### [EXERCISE PROMPT]
This exercise calls for every record to be returned exactly, with pictures removed.

** MATERIAL FOR THE TASK follows **

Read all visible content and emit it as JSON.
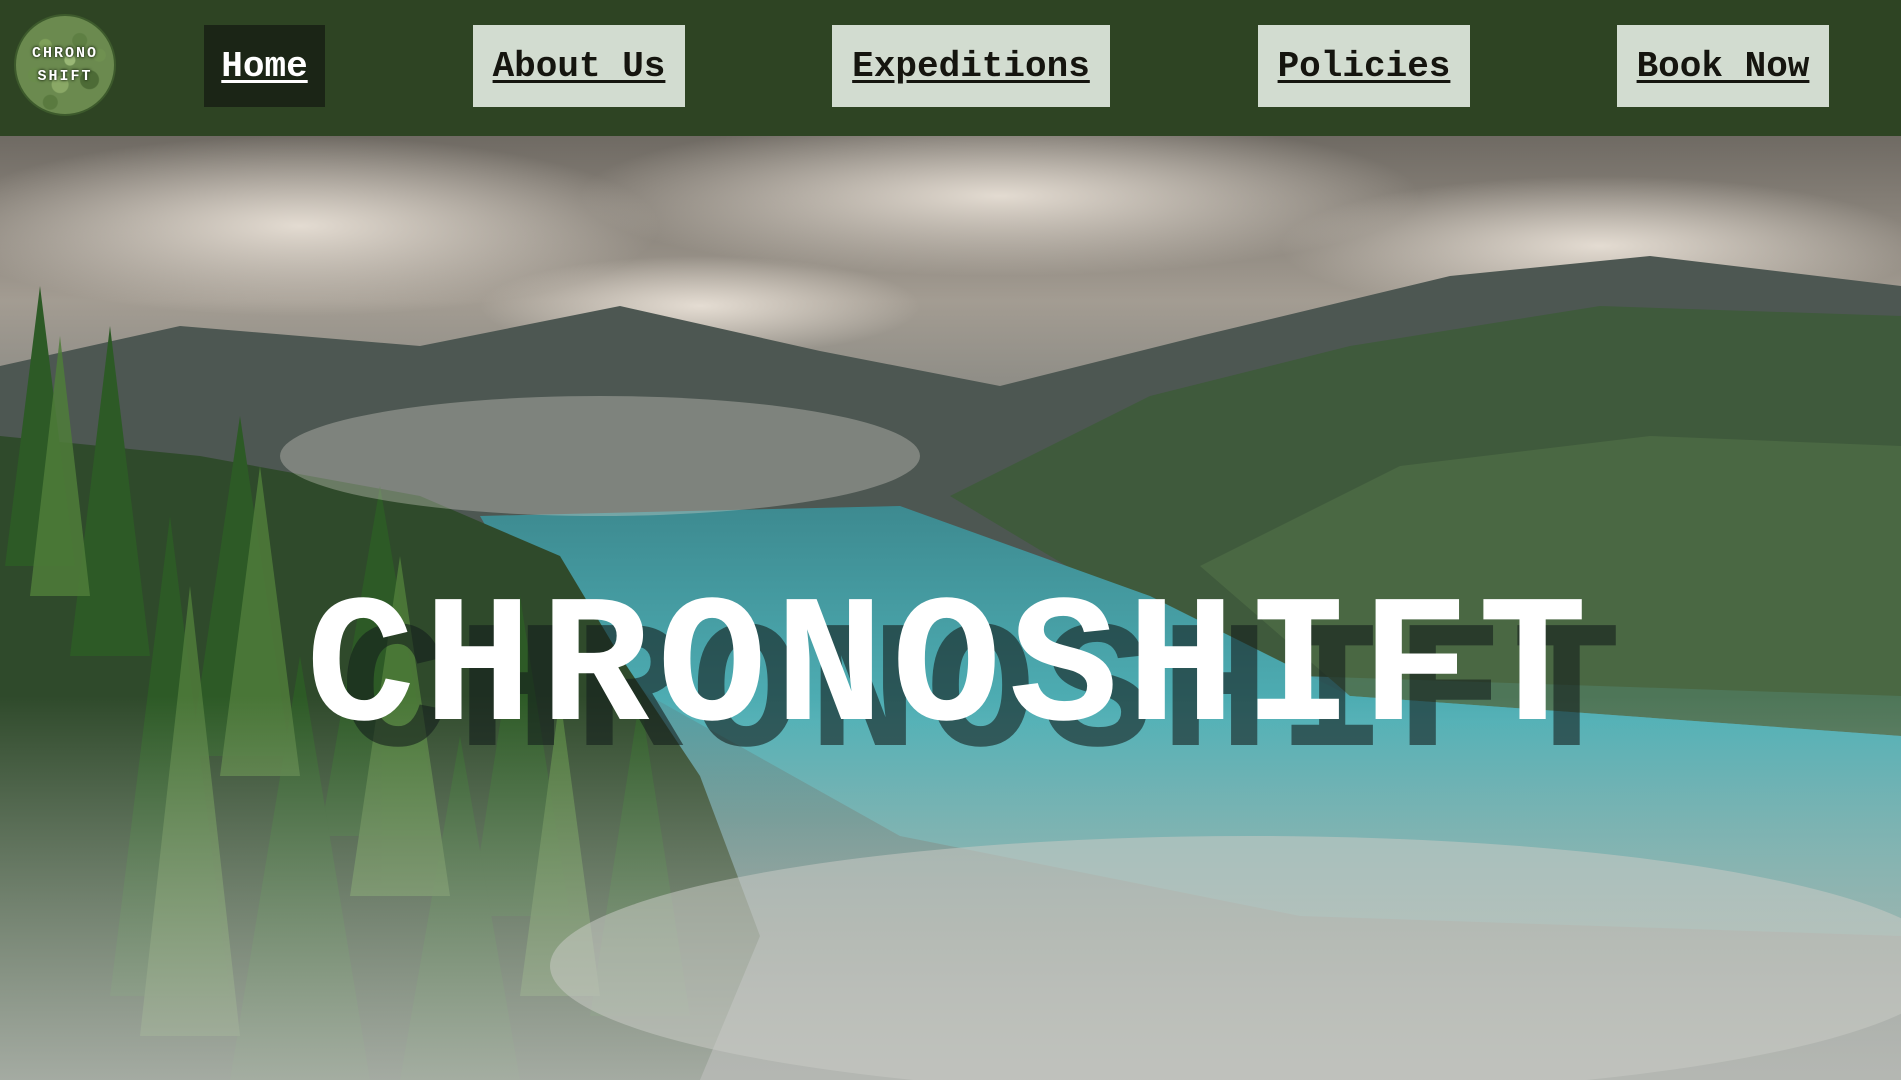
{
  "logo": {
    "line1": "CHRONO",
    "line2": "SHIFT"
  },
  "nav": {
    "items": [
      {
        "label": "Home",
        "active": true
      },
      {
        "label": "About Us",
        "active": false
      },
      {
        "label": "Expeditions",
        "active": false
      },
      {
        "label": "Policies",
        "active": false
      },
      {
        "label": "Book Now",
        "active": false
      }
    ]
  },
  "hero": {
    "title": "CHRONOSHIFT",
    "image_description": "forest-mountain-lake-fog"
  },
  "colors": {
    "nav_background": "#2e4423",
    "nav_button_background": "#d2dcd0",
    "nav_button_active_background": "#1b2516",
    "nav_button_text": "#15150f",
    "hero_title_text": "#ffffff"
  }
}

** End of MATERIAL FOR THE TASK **

### [WRITTEN SOLUTION]
Read all visible content and emit it as JSON.
{
  "logo": {
    "line1": "CHRONO",
    "line2": "SHIFT"
  },
  "nav": {
    "items": [
      {
        "label": "Home",
        "active": true
      },
      {
        "label": "About Us",
        "active": false
      },
      {
        "label": "Expeditions",
        "active": false
      },
      {
        "label": "Policies",
        "active": false
      },
      {
        "label": "Book Now",
        "active": false
      }
    ]
  },
  "hero": {
    "title": "CHRONOSHIFT",
    "image_description": "forest-mountain-lake-fog"
  },
  "colors": {
    "nav_background": "#2e4423",
    "nav_button_background": "#d2dcd0",
    "nav_button_active_background": "#1b2516",
    "nav_button_text": "#15150f",
    "hero_title_text": "#ffffff"
  }
}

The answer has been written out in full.